In a significant development for India’s rural landscape, the latest provisional data of 20th livestock census shows a sharp increase in backyard poultry birds between 2012 and 2019, as compared to rise in birds from commercial poultry farms.
Number of India’s poultry birds has risen from 729.2 million to 851.8 million, an increase of almost 17 per cent, shows the data.
The census was launched in October 2018.
The data shows that the number of backyard poultry birds has risen by a staggering 46 per cent between 2012 to 2019.
These include, fowls, ducks, emu, turkeys, quail and other birds.
Number of poultry birds from commercial farms, which are typically located near urban areas has risen by 4.5 per cent during the same period.
Though, the contribution of backyard poultry in India’s total poultry population is still less than 40 per cent of the total population and majority of the birds still come from commercial farms, experts say the sharp growth in its population reflects an interesting development.
Backyard poultry is typically owned by small and marginal farmer and comprises of few birds produce, largely self-consumed and very small quantities get commercially sold.
"In several states; governments have been incentivising backyard poultry by distributing free birds, the numbers probably reflect that," Rickey Thaper, treasurer of Poultry Federation of India (PFI) said.
He termed the development as extremely ‘positive’ for the Indian eggs and poultry industry as it provides an added incentive for the small and farmers to rear birds.
“The demand for millets and other nutria-cereals will also increase as more and more farmers are shifting towards high value animal protein either for self-consumption or for commercial purposes,” Thaper said.
India is the world’s third largest eggs producer of the world and annually produces around 75 billion eggs, of which bulk comes from commercial farms.

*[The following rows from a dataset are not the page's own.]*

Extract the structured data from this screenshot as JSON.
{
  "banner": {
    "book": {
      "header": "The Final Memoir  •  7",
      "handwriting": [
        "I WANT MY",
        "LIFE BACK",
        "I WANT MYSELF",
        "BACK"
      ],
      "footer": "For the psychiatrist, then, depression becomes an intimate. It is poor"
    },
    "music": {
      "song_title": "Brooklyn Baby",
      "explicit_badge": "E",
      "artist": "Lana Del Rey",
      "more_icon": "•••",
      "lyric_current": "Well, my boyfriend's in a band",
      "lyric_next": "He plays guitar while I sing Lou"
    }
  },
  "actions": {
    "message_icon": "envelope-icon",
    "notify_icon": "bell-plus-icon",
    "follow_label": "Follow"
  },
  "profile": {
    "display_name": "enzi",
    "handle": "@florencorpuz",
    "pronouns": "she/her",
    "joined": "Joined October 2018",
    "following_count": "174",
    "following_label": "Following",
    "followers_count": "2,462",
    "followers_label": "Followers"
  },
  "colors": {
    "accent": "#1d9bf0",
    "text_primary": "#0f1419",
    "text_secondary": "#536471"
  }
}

The egg production in the country is growing at a healthy rate of 5-6 per cent, while the broiler meat production is rising at 7-8 per cent.
“The rise in backyard poultry numbers is quite fascinating if true, but needs further in-depth information on them as they could at best be estimates,” said Suresh Chitturi, Vice Chairman & Managing Director of Srinivasa Farms and Chairman of the International Egg Commission.
Dairy and livestock expert, Dr R S Khanna said that there could be two reasons for the spike in backyard poultry numbers; one a very strong impetus by some state governments to promote as an alternative method of livelihood for small farmers and second the data collection this time could have been more robust.